Nearly three-quarters of adults in America (71%) drive a car to and from work, and many are drowsy drivers, according to NSF’s 2001 Sleep in America poll. More than one-fourth of these respondents (27%) said they have driven drowsy to or from work at least a few days a month, 12 percent drove drowsy a few days a week, and four percent said they drove drowsy every day or almost every day.

Sleep deprivation and fatigue make lapses of attention more likely to occur, and may play a role in behavior that can lead to crashes attributed to other causes.
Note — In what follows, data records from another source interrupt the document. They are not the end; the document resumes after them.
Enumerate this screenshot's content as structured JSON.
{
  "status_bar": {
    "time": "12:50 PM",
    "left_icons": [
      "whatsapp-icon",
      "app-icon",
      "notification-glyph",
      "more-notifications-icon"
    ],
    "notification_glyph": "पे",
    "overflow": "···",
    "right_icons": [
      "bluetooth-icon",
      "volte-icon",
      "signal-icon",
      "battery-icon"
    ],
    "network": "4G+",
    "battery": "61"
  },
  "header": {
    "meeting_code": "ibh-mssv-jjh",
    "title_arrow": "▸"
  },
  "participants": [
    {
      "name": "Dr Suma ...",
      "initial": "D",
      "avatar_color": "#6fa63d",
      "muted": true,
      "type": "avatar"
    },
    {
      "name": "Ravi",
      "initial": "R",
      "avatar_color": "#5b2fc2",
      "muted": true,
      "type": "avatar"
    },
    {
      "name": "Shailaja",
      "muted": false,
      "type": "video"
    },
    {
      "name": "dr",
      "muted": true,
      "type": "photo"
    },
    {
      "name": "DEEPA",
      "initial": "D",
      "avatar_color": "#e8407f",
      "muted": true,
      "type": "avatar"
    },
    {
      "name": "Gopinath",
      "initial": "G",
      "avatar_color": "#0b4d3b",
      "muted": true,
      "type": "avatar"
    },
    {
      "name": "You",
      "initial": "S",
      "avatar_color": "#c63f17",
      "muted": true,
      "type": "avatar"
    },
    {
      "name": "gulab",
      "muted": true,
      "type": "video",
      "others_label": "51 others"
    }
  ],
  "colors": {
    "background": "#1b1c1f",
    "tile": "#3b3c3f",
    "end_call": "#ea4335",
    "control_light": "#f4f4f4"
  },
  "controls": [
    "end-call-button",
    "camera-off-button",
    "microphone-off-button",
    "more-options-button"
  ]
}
  • According to NSF’s 2000 Sleep in America poll, when they are driving drowsy, 42 percent of those polled said they become stressed, 32 percent get impatient and 12 percent tend to drive faster.
  • In the same poll, about one in five drivers (22%) said they pull over to nap when driving drowsy. Older adults are more likely to pull over and nap than younger drivers, who are most likely to drive when drowsy and least likely to pull over and nap.
  • People tend to fall asleep more on high-speed, long, boring, rural highways. However, those who live in urban areas are more likely to doze off while driving compared to people in rural or suburban areas (24% vs. 17%).
  • Most crashes or near misses occur between 4:00 – 6:00 a.m.; midnight – 2:00 a.m. and 2:00 – 4:00 p.m. are also peak times for crashes to occur. Nearly one-quarter of adults (23%) say they know someone personally who has crashed due to falling asleep at the wheel.
  • In NSF’s 1999 Sleep in America poll, 60 percent of parents with children who drive living in the household said they have not discussed the dangers of falling asleep at the wheel. In the 2002 poll, nearly all respondents (96%) agreed that information about driving while drowsy should be included in tests for a driver’s license.

Drowsy driving crashes can result in high personal and economic costs.
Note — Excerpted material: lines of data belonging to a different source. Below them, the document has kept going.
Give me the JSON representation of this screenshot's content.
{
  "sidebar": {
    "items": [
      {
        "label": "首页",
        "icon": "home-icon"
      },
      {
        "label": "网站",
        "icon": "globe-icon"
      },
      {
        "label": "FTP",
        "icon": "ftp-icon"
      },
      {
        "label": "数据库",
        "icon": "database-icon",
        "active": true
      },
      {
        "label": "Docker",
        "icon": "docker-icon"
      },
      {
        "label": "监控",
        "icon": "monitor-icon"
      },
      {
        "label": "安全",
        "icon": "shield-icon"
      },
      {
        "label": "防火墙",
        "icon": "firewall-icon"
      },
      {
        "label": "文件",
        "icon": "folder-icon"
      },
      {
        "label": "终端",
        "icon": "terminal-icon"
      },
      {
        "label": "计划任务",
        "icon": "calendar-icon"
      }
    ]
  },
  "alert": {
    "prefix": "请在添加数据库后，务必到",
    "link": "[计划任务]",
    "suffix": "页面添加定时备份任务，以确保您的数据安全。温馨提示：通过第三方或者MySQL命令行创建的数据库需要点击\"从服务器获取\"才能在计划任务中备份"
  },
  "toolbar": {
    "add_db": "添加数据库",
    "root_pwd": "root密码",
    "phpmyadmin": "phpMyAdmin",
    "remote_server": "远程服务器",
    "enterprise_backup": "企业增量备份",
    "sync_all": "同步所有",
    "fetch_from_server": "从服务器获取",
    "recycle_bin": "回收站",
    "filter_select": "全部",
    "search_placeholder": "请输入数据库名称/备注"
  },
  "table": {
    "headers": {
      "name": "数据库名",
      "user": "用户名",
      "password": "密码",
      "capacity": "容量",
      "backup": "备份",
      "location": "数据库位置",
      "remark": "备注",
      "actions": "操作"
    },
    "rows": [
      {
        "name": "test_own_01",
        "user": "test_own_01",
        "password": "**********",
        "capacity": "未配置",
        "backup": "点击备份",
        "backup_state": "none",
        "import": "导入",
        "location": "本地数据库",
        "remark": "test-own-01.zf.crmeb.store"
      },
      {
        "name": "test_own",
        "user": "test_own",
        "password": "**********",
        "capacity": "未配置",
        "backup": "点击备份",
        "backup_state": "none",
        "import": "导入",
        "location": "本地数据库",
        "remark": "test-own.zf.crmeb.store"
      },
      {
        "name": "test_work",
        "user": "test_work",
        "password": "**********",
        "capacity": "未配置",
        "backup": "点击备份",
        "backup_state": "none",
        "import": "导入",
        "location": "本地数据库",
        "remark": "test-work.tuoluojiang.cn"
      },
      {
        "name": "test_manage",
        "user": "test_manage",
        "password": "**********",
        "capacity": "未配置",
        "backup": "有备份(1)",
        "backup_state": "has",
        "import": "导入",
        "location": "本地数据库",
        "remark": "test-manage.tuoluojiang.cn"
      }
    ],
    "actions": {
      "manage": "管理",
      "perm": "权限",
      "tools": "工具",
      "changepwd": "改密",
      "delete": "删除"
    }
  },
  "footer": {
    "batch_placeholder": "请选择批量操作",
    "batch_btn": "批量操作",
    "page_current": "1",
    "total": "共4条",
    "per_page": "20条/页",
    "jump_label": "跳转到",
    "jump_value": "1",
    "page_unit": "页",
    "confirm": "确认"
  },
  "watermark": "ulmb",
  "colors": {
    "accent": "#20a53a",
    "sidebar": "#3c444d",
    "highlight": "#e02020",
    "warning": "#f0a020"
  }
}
  • Several drowsy driving incidents have resulted in jail sentences for the driver.
  • Multi-million dollar settlements have been awarded to families of crash victims as a result of lawsuits filed against individuals as well as businesses whose employees were involved in drowsy driving crashes.